Texas Penal Code 33.021 / Online Solicitation of a Minor

The Internet is one of the most significant sources of communication and connection between many people across the world. However, the ease of connection with other people can lead to major issues, including criminal activity. In some cases, these crimes may even involve minors.

For example, you may have been charged with online solicitation of a minor under Texas Penal Code 33.021. A sex crime charge could lead to felony charges, which can impact your life moving forward. Understanding these allegations and what you can do to defend your future against them can help you prepare for your day in court.

Elements Required to Prove Cases of Online Solicitation of a Minor

When accused of online solicitation of a minor, you may face specific accusations regarding your behavior. In Texas, there are certain elements to this sex crime charge that must be proven before you face a sentencing. Because of this, Texas prosecutors must prove the following elements under Texas Penal Code 33.021 to pursue charges:

  • You are 17 years old or older
  • You acted with intent to arouse or gratify the sexual desire of another person
  • You did so through online communication
  • You intentionally communicated with a minor in a sexually explicit manner

If the prosecution is unable to prove these elements, they may not have a child sex crime against you. However, with enough evidence, they may be prepared to press charges against you and pursue felony charges. That can lead to devastating impacts on your life moving forward, including second or third-degree felony charges under Texas Penal Code 12.33.

Defense Strategies for Charges of Online Solicitation

Often, accusations of online solicitation of a minor come after a lengthy sting operation to ensure the police have a strong case against the person being accused. However, you always have a right to defend yourself in court, pursuing a reduction or dismissal of your case. Below are a few potential strategies you may take against your charges.

Mistake of Fact

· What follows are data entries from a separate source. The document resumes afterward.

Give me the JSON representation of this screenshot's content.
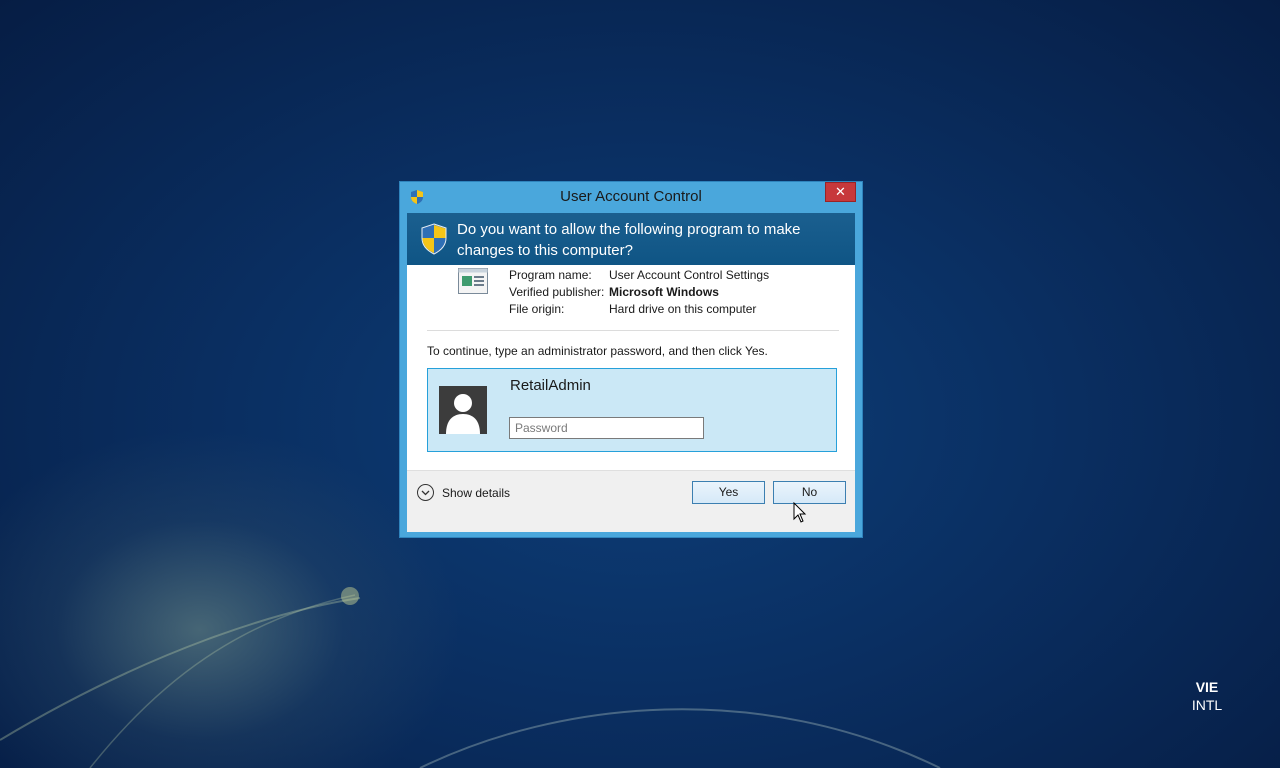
{
  "window": {
    "title": "User Account Control",
    "close_label": "✕"
  },
  "banner": {
    "question": "Do you want to allow the following program to make changes to this computer?"
  },
  "program_info": {
    "rows": [
      {
        "label": "Program name:",
        "value": "User Account Control Settings"
      },
      {
        "label": "Verified publisher:",
        "value": "Microsoft Windows"
      },
      {
        "label": "File origin:",
        "value": "Hard drive on this computer"
      }
    ]
  },
  "instruction": "To continue, type an administrator password, and then click Yes.",
  "credential": {
    "username": "RetailAdmin",
    "password_value": "",
    "password_placeholder": "Password"
  },
  "footer": {
    "show_details_label": "Show details",
    "yes_label": "Yes",
    "no_label": "No"
  },
  "language": {
    "code": "VIE",
    "layout": "INTL"
  },
  "colors": {
    "window_frame": "#4aa7dc",
    "banner": "#1b5f8f",
    "credential_tile": "#cbe8f6",
    "close_button": "#c7383b"
  },
  "icons": {
    "title": "uac-shield-icon",
    "banner": "uac-shield-icon",
    "program": "program-window-icon",
    "avatar": "user-avatar-icon",
    "details": "chevron-down-icon",
    "pointer": "mouse-cursor-icon"
  }
}
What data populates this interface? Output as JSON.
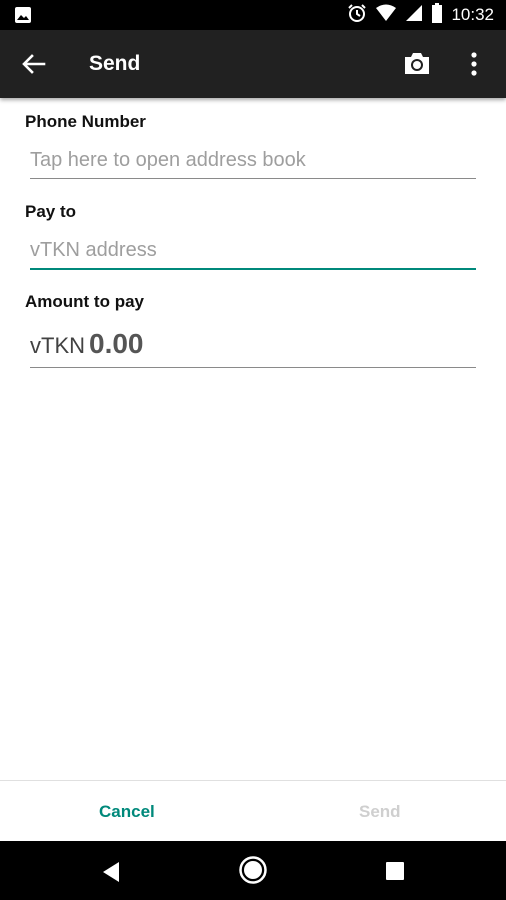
{
  "statusbar": {
    "time": "10:32",
    "icons": [
      "image-notification-icon",
      "alarm-icon",
      "wifi-icon",
      "cell-signal-icon",
      "battery-icon"
    ]
  },
  "toolbar": {
    "title": "Send",
    "back_icon": "arrow-back-icon",
    "camera_icon": "camera-icon",
    "more_icon": "more-vert-icon",
    "background": "#212121"
  },
  "form": {
    "phone": {
      "label": "Phone Number",
      "placeholder": "Tap here to open address book",
      "value": ""
    },
    "pay_to": {
      "label": "Pay to",
      "placeholder": "vTKN address",
      "value": ""
    },
    "amount": {
      "label": "Amount to pay",
      "unit": "vTKN",
      "value": "0.00"
    }
  },
  "actions": {
    "cancel_label": "Cancel",
    "send_label": "Send",
    "accent_color": "#00897b",
    "disabled_color": "#cfcfcf"
  },
  "navbar": {
    "icons": [
      "nav-back-icon",
      "nav-home-icon",
      "nav-recents-icon"
    ]
  }
}
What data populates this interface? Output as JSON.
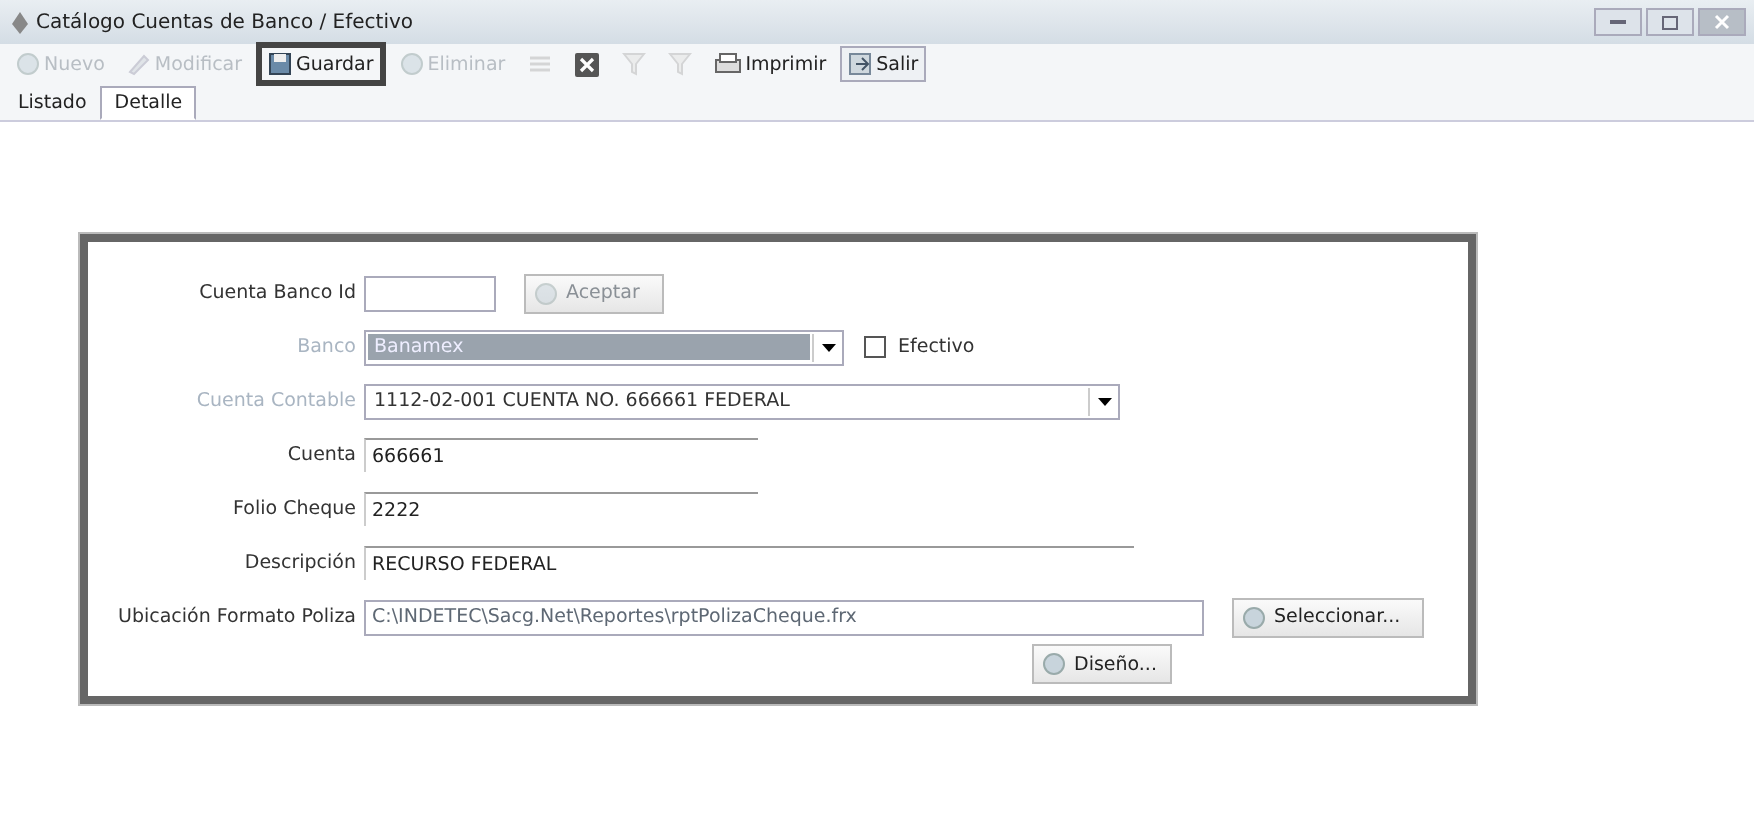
{
  "window": {
    "title": "Catálogo Cuentas de Banco / Efectivo"
  },
  "toolbar": [
    {
      "kind": "button",
      "label": "Nuevo",
      "disabled": true,
      "highlighted": false
    },
    {
      "kind": "button",
      "label": "Modificar",
      "disabled": true,
      "highlighted": false
    },
    {
      "kind": "button",
      "label": "Guardar",
      "disabled": false,
      "highlighted": true
    },
    {
      "kind": "button",
      "label": "Eliminar",
      "disabled": true,
      "highlighted": false
    },
    {
      "kind": "icon",
      "disabled": true,
      "highlighted": false
    },
    {
      "kind": "icon",
      "disabled": false,
      "highlighted": false
    },
    {
      "kind": "icon",
      "disabled": true,
      "highlighted": false
    },
    {
      "kind": "icon",
      "disabled": true,
      "highlighted": false
    },
    {
      "kind": "button",
      "label": "Imprimir",
      "disabled": false,
      "highlighted": false
    },
    {
      "kind": "button",
      "label": "Salir",
      "disabled": false,
      "highlighted": false,
      "framed": true
    }
  ],
  "tabs": [
    {
      "label": "Listado",
      "selected": false
    },
    {
      "label": "Detalle",
      "selected": true
    }
  ],
  "form": {
    "rows": [
      {
        "kind": "id",
        "label": "Cuenta Banco Id",
        "label_disabled": false,
        "value": "",
        "button": {
          "label": "Aceptar",
          "disabled": true
        }
      },
      {
        "kind": "combo",
        "label": "Banco",
        "label_disabled": true,
        "value": "Banamex",
        "highlighted": true,
        "checkbox": {
          "label": "Efectivo",
          "checked": false
        }
      },
      {
        "kind": "combo",
        "label": "Cuenta Contable",
        "label_disabled": true,
        "value": "1112-02-001 CUENTA NO. 666661 FEDERAL",
        "highlighted": false
      },
      {
        "kind": "text",
        "label": "Cuenta",
        "label_disabled": false,
        "value": "666661"
      },
      {
        "kind": "text",
        "label": "Folio Cheque",
        "label_disabled": false,
        "value": "2222"
      },
      {
        "kind": "wide_text",
        "label": "Descripción",
        "label_disabled": false,
        "value": "RECURSO FEDERAL"
      },
      {
        "kind": "path",
        "label": "Ubicación Formato Poliza",
        "label_disabled": false,
        "value": "C:\\INDETEC\\Sacg.Net\\Reportes\\rptPolizaCheque.frx",
        "button": {
          "label": "Seleccionar...",
          "disabled": false
        }
      }
    ],
    "footer_button": {
      "label": "Diseño..."
    }
  }
}
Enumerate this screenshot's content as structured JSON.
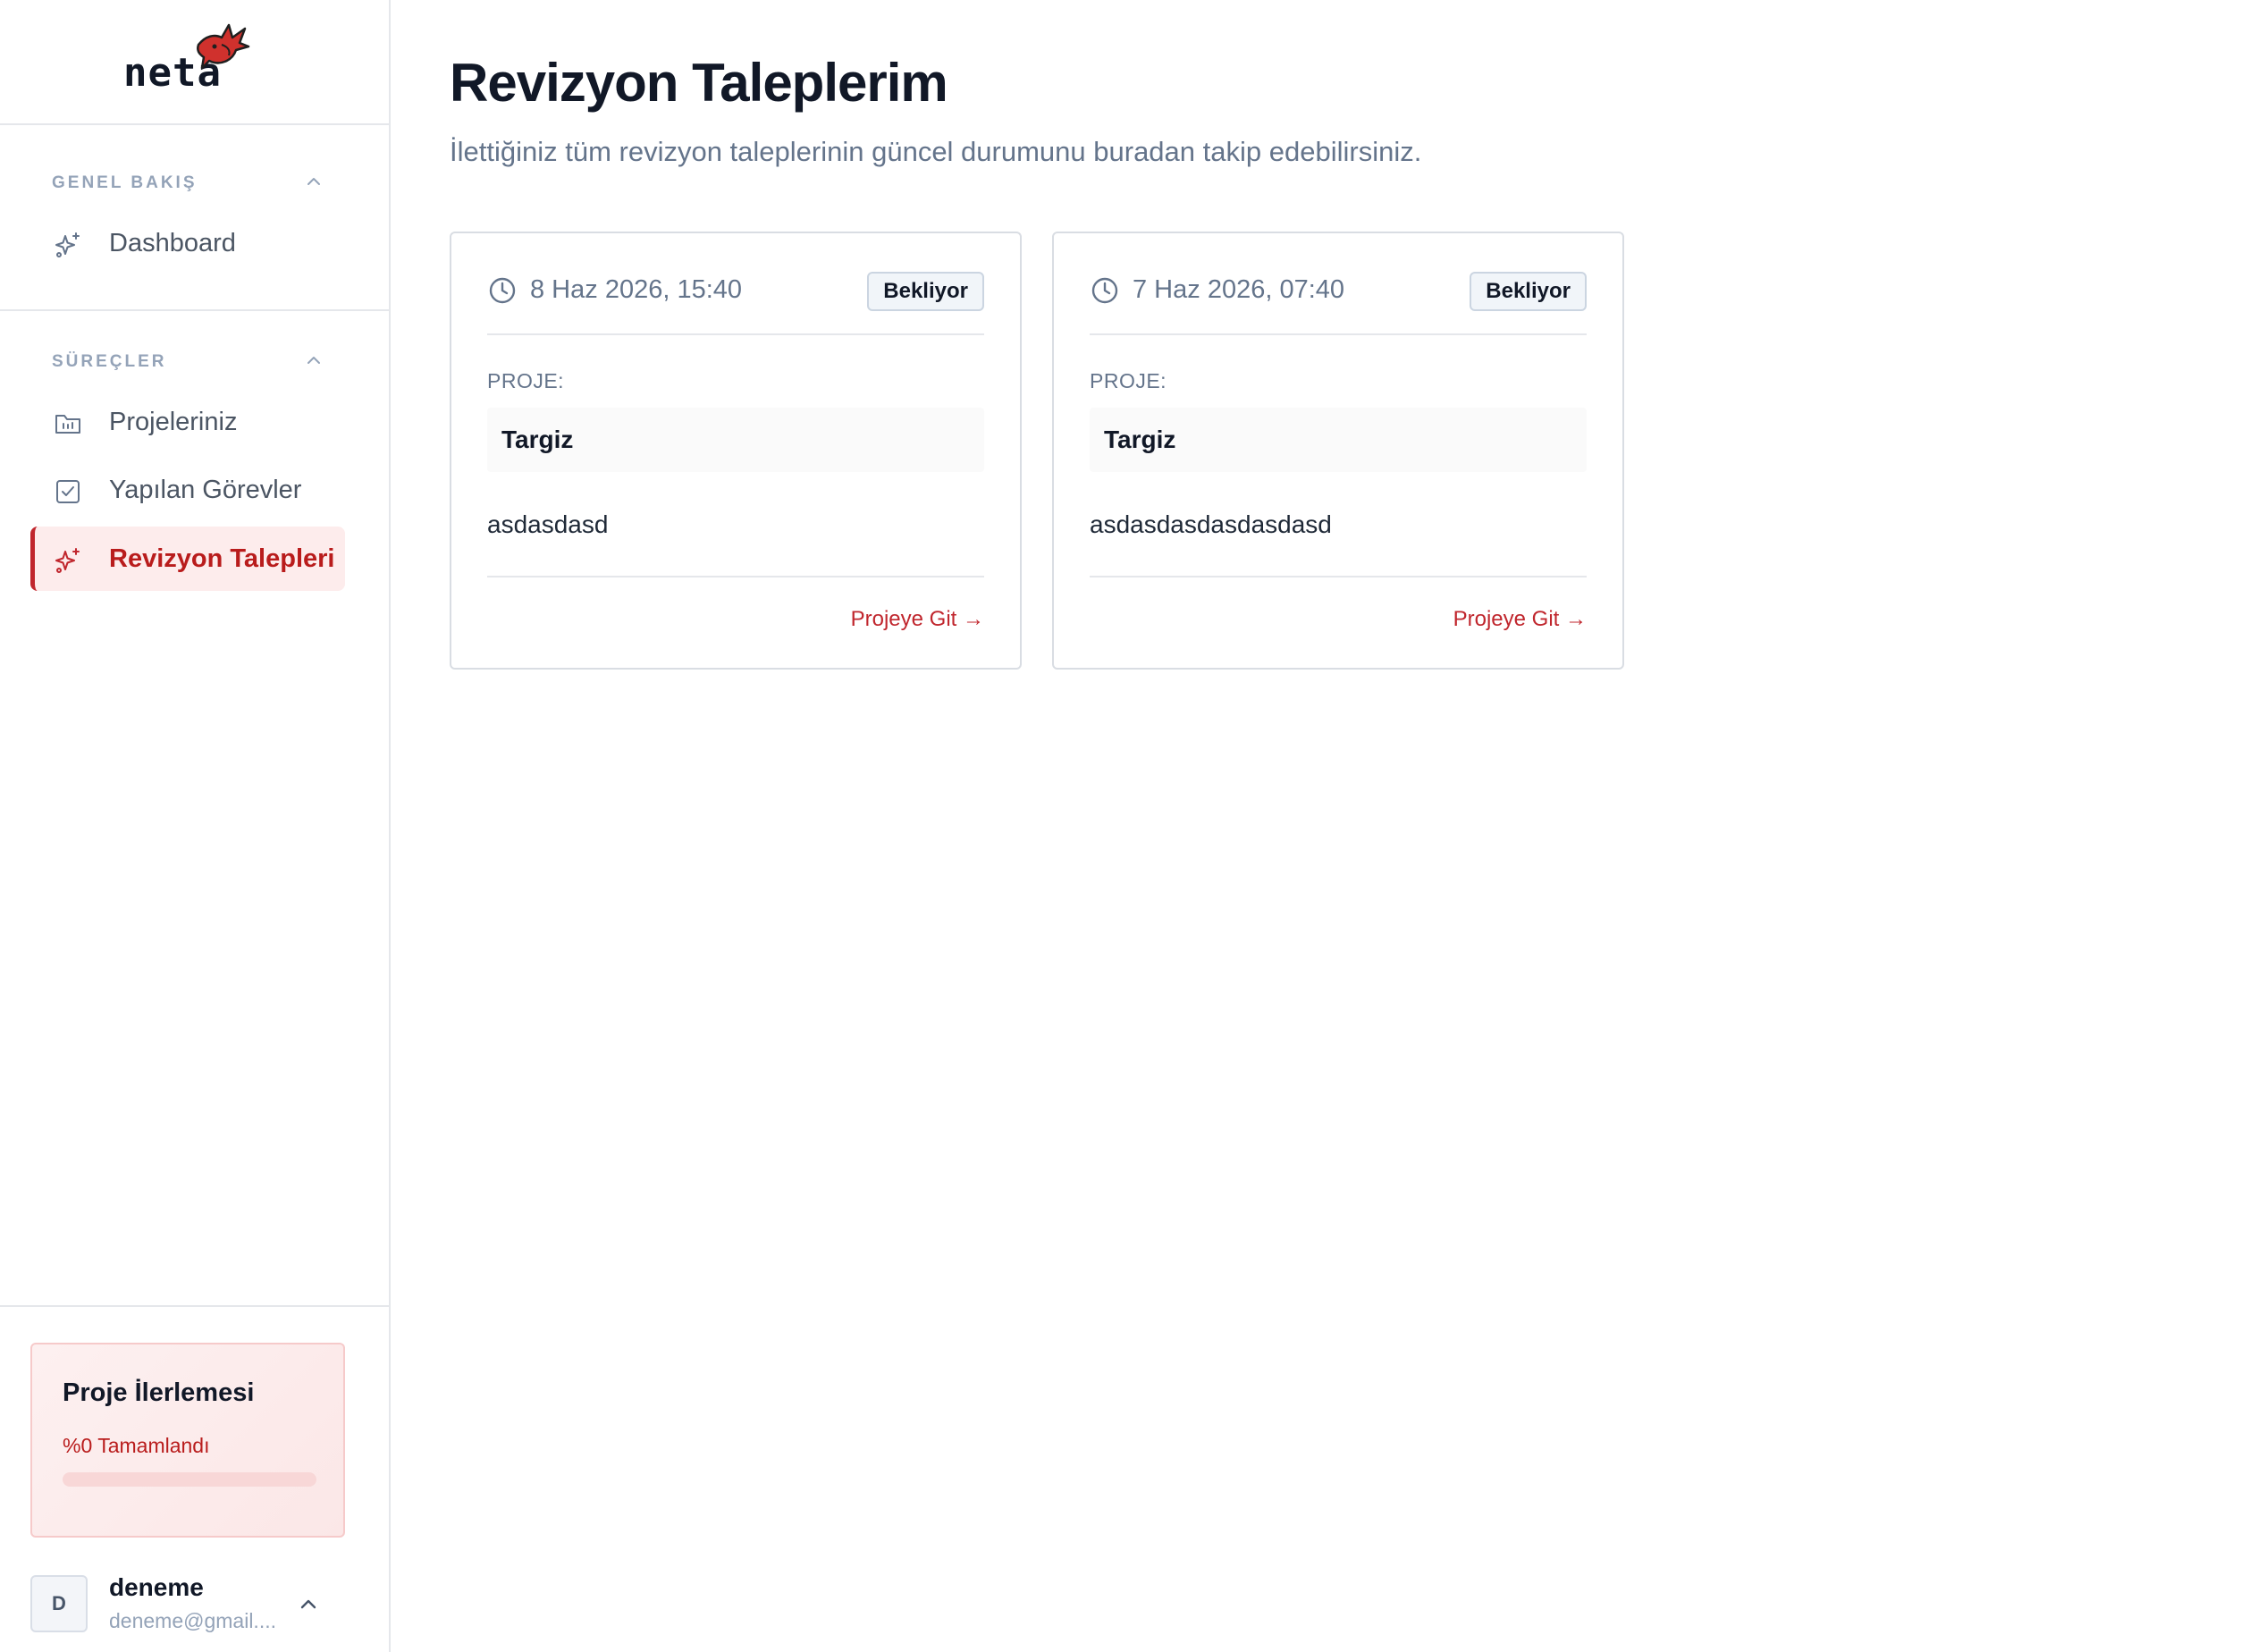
{
  "brand": {
    "logo_text": "neta",
    "accent": "#c0262d"
  },
  "sidebar": {
    "sections": [
      {
        "title": "GENEL BAKIŞ",
        "items": [
          {
            "label": "Dashboard",
            "icon": "sparkles-icon",
            "active": false
          }
        ]
      },
      {
        "title": "SÜREÇLER",
        "items": [
          {
            "label": "Projeleriniz",
            "icon": "folder-icon",
            "active": false
          },
          {
            "label": "Yapılan Görevler",
            "icon": "checkbox-icon",
            "active": false
          },
          {
            "label": "Revizyon Talepleri",
            "icon": "sparkles-icon",
            "active": true
          }
        ]
      }
    ],
    "progress": {
      "title": "Proje İlerlemesi",
      "status": "%0 Tamamlandı",
      "percent": 0
    },
    "user": {
      "avatar_letter": "D",
      "name": "deneme",
      "email": "deneme@gmail...."
    }
  },
  "main": {
    "title": "Revizyon Taleplerim",
    "subtitle": "İlettiğiniz tüm revizyon taleplerinin güncel durumunu buradan takip edebilirsiniz.",
    "cards": [
      {
        "date": "8 Haz 2026, 15:40",
        "status": "Bekliyor",
        "project_label": "PROJE:",
        "project_name": "Targiz",
        "note": "asdasdasd",
        "link": "Projeye Git →"
      },
      {
        "date": "7 Haz 2026, 07:40",
        "status": "Bekliyor",
        "project_label": "PROJE:",
        "project_name": "Targiz",
        "note": "asdasdasdasdasdasd",
        "link": "Projeye Git →"
      }
    ]
  }
}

In some cases, one of your top defenses may be that there was a simple mistake of the facts in your case. For example, if you share a computer with another person, they may have been the ones attempting to solicit a minor online. In these cases, you may need to show that you could not have been the one taking these actions.

Defenses of Age and Consent

Sometimes, you may also have been near the same age as the minor in question. If you are less than 3 years older than the minor, and the minor also consented to this conduct, you may have grounds for the Romeo and Juliet defense under Section 42.017 of the Texas Code of Criminal Procedure. Proving your age may be a key facet of your defense strategy.

You Are Married to the Minor

In some cases, you may pursue a defense on the grounds that you are married to that minor. When a minor is married, the grounds for legal action may change with regard to their marriage. In these cases, you may simply need to approve that you are in a legal relationship.

Penalties for Online Solicitation Can Be Severe

Penalties for accusations of online solicitation of a minor can have harsh penalties. In fact, under the law, this accusation may lead to second or third-degree felony charges. Felonies of that degree can lead to years in prison, high fines, and a criminal record that can impact your future for decades. Do not hesitate to seek help to pursue a reduction or dismissal of your charges, when your future is on the line.